Well first Ratdog show in a couple of years. This band keeps on getting better and better. This particular show had some good points and bad points but was very fun. Great to see so many friends gather on a Monday night. I didn't know what to expect of the venue, but it was a pretty cool place. The website for the venue advertised the place for wedding receptions. The place looked like a giant Banquet Hall with Bobby and the boys on stage at one end. Standing room only. The floor was the only option during set break. Got to the show a little late, part way into the Cold Rain and Snow. Couldn't help getting into the twirling zone immediately. I had to shake it a little harder when they took a sudden 90-degree turn and dropped into the intro for Big Boss Man. I knew the next day was only Tuesday and I would have to be answering to the Big Boss Man for the rest of the week, so I better get it on now. Deep Elem had a slow funky blues groove going on (as many of the songs did that night). Didn't recognize this arrangement at first, but I think it could grow on me. The transition to Greatest Story was a little awkward for the band. Too much Bobby conducting going on I think, but I have admit that the intro to Greatest Story was kind of cool. Bobby held the band (and the audience) in anticipation for couple seconds while the band crescendo and decrescendo the pounding rhythm that starts the song before dropping the cue to play the very "Footloose"-like hits. This got everybody's energy up and we were grooving all the way through the classic It's All Over Now. The highlight of the first set was definitely Two Djinn. I always liked this song. Actually got to see Bobby rehearsing this song at a sound check when it was still an instrumental back in '97. Great piano intro.... Jeff was really rockin' all night. He has definitely taken a more dominant role as a lead player in this band since the last time I saw them, which was around 2000. Kind of wanted to see Two Djinn jammed into something, but it definitely gave the hint that the second set was going to be less bluesy and more jam-oriented.

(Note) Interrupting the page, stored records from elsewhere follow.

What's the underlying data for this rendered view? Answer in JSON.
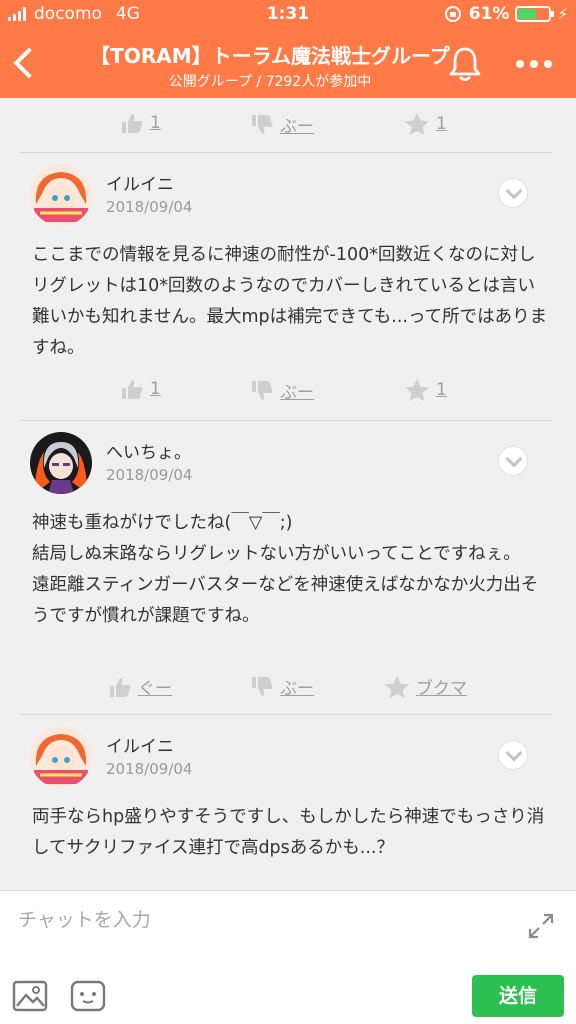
{
  "status_bar": {
    "carrier": "docomo",
    "network": "4G",
    "time": "1:31",
    "battery": "61%",
    "battery_level": 0.61
  },
  "header": {
    "title": "【TORAM】トーラム魔法戦士グループ",
    "subtitle": "公開グループ / 7292人が参加中"
  },
  "comments": [
    {
      "reactions": {
        "like": "1",
        "dislike": "ぶー",
        "star": "1"
      }
    },
    {
      "name": "イルイニ",
      "date": "2018/09/04",
      "body": "ここまでの情報を見るに神速の耐性が-100*回数近くなのに対しリグレットは10*回数のようなのでカバーしきれているとは言い難いかも知れません。最大mpは補完できても...って所ではありますね。",
      "reactions": {
        "like": "1",
        "dislike": "ぶー",
        "star": "1"
      }
    },
    {
      "name": "へいちょ。",
      "date": "2018/09/04",
      "body": "神速も重ねがけでしたね(￣▽￣;)\n結局しぬ末路ならリグレットない方がいいってことですねぇ。\n遠距離スティンガーバスターなどを神速使えばなかなか火力出そうですが慣れが課題ですね。",
      "reactions": {
        "like": "ぐー",
        "dislike": "ぶー",
        "star": "ブクマ"
      }
    },
    {
      "name": "イルイニ",
      "date": "2018/09/04",
      "body": "両手ならhp盛りやすそうですし、もしかしたら神速でもっさり消してサクリファイス連打で高dpsあるかも...？"
    }
  ],
  "input": {
    "placeholder": "チャットを入力",
    "send_label": "送信"
  },
  "colors": {
    "header": "#ff7a46",
    "send": "#2bc04f",
    "battery": "#4cd964"
  }
}
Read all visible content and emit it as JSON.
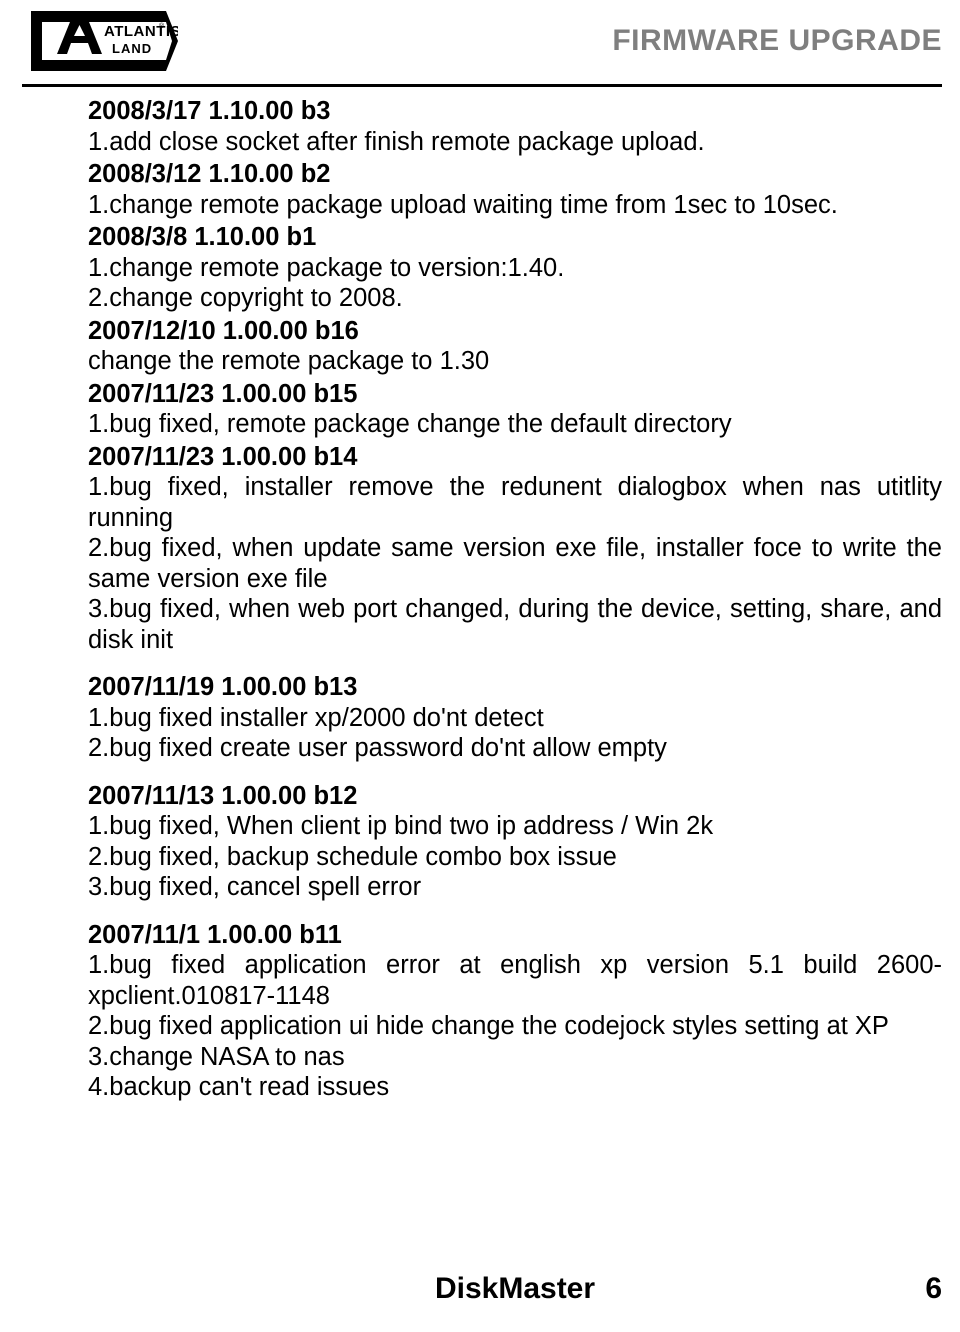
{
  "header": {
    "title": "FIRMWARE UPGRADE",
    "logo_alt": "atlantis-land-logo",
    "logo_text_top": "ATLANTIS",
    "logo_text_bottom": "LAND",
    "logo_registered": "®"
  },
  "entries": [
    {
      "version": "2008/3/17 1.10.00 b3",
      "lines": [
        "1.add close socket after finish remote package upload."
      ]
    },
    {
      "version": "2008/3/12 1.10.00 b2",
      "lines": [
        "1.change remote package upload waiting time from 1sec to 10sec."
      ]
    },
    {
      "version": "2008/3/8 1.10.00 b1",
      "lines": [
        "1.change remote package to version:1.40.",
        "2.change copyright to 2008."
      ]
    },
    {
      "version": "2007/12/10 1.00.00 b16",
      "lines": [
        "change the remote package to 1.30"
      ]
    },
    {
      "version": "2007/11/23 1.00.00 b15",
      "lines": [
        "1.bug fixed, remote package change  the default directory"
      ]
    },
    {
      "version": "2007/11/23 1.00.00 b14",
      "lines": [
        "1.bug fixed, installer remove the redunent dialogbox when nas utitlity running",
        "2.bug fixed, when update same version exe file, installer foce to write the same version  exe file",
        "3.bug fixed, when web port changed, during the device, setting, share, and disk init"
      ]
    },
    {
      "version": "2007/11/19 1.00.00 b13",
      "lines": [
        "1.bug fixed installer xp/2000 do'nt detect",
        "2.bug fixed create user password do'nt allow empty"
      ]
    },
    {
      "version": "2007/11/13 1.00.00 b12",
      "lines": [
        "1.bug fixed, When client ip bind two ip address /  Win 2k",
        "2.bug fixed, backup schedule combo box issue",
        "3.bug fixed, cancel spell error"
      ]
    },
    {
      "version": "2007/11/1 1.00.00 b11",
      "lines": [
        "1.bug fixed application error at english xp version 5.1 build 2600-xpclient.010817-1148",
        "2.bug fixed application ui hide change the codejock styles setting at XP",
        "3.change NASA to nas",
        "4.backup can't read issues"
      ]
    }
  ],
  "footer": {
    "product": "DiskMaster",
    "page_number": "6"
  }
}
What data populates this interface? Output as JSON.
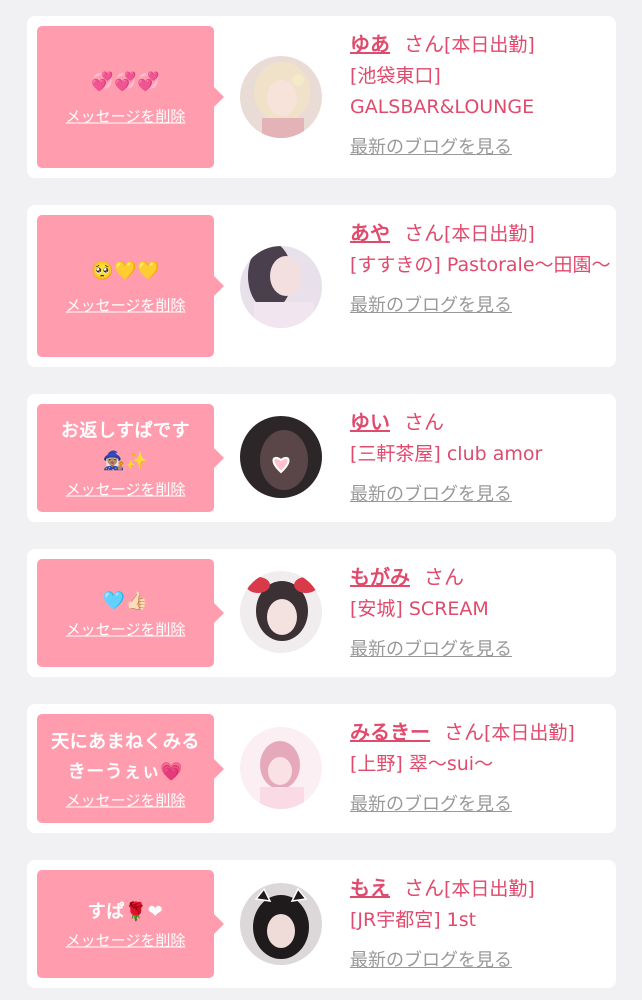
{
  "delete_label": "メッセージを削除",
  "blog_label": "最新のブログを見る",
  "san_label": "さん",
  "colors": {
    "bubble": "#ff9daf",
    "accent_text": "#e04a6d",
    "muted_link": "#999999",
    "card_bg": "#ffffff",
    "page_bg": "#f1f1f3"
  },
  "messages": [
    {
      "message": "💞💞💞",
      "name": "ゆあ",
      "status": "[本日出勤]",
      "shop": "[池袋東口] GALSBAR&LOUNGE",
      "avatar": "photo-blonde-woman"
    },
    {
      "message": "🥺💛💛",
      "name": "あや",
      "status": "[本日出勤]",
      "shop": "[すすきの] Pastorale〜田園〜",
      "avatar": "photo-dark-hair-woman"
    },
    {
      "message": "お返しすぱです🧙🏽‍♀️✨",
      "name": "ゆい",
      "status": "",
      "shop": "[三軒茶屋] club amor",
      "avatar": "photo-heart-covered-face"
    },
    {
      "message": "🩵👍🏻",
      "name": "もがみ",
      "status": "",
      "shop": "[安城] SCREAM",
      "avatar": "photo-red-bow"
    },
    {
      "message": "天にあまねくみるきーうぇぃ💗",
      "name": "みるきー",
      "status": "[本日出勤]",
      "shop": "[上野] 翠〜sui〜",
      "avatar": "photo-pink-room"
    },
    {
      "message": "すぱ🌹❤",
      "name": "もえ",
      "status": "[本日出勤]",
      "shop": "[JR宇都宮] 1st",
      "avatar": "photo-cat-ears"
    }
  ]
}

     The second set started with Bob's acoustic stuff. The beginning of a set is a much better placement for this material rather then in the middle like he used to do. Odessa was different from the studio version... a slower tempo. Looks Like Rain was great.... Bobby was on, but I have to admit that I really miss Jerry's leads in that song. Woman Are Smarter... yep Ratdog definitely has the laid back New Orleans funky feel down. This particular version went on forever and lost a lot of its steam towards the end. Not that stunning of a transition to Scarlet, but they recovered quickly and Scarlet seemed to play itself. The jam was very upbeat and feet were flying. The next was At a Siding, which completely through me for a loop. The opening riff screamed Pink Floyd to me, but I knew I heard it before somewhere in the Dead catalog. I have to say that this song was the highlight of the show for me, and I can't wait to see how it will evolve in the future. Sky splitting drum fills and the lighting bolt horn and guitar riffs connected with a fairy tale-like melody and a haunting verse.... this is what it is all about. Unfortunately the show felt like it went downhill from there. Playin in the Band felt very routine to the band.... It felt like they should have been singing Slavin' in the Band, and the jam felt like a train wreck. Wharf Rat was well played, and Bobby does it well, but he struggled with Throwin' Stones and actually had the band restart it. I have to admit they had a very funky groove for the outro for the song, and the kydds were still shakin' their bones to the very last beat. Encore- Johnny B. Goode. One more time for Jeff to tear it up, and every last bit of energy was spent on a very long Monday.
     I rate this show as B to B-, if that means anything. Scarlet->At a Siding peaked well, but a couple of train wrecks and weird tempos for songs kept the energy low for me. I am still going to hunt down the tapes. I spent the time after the show handing out flyers advertising my band's gig next friday (10/24) at the Grog and Tankard in Washington DC. Come on out and enjoy the show if you got nothing better to do!

Corporate Boy, Washington, DC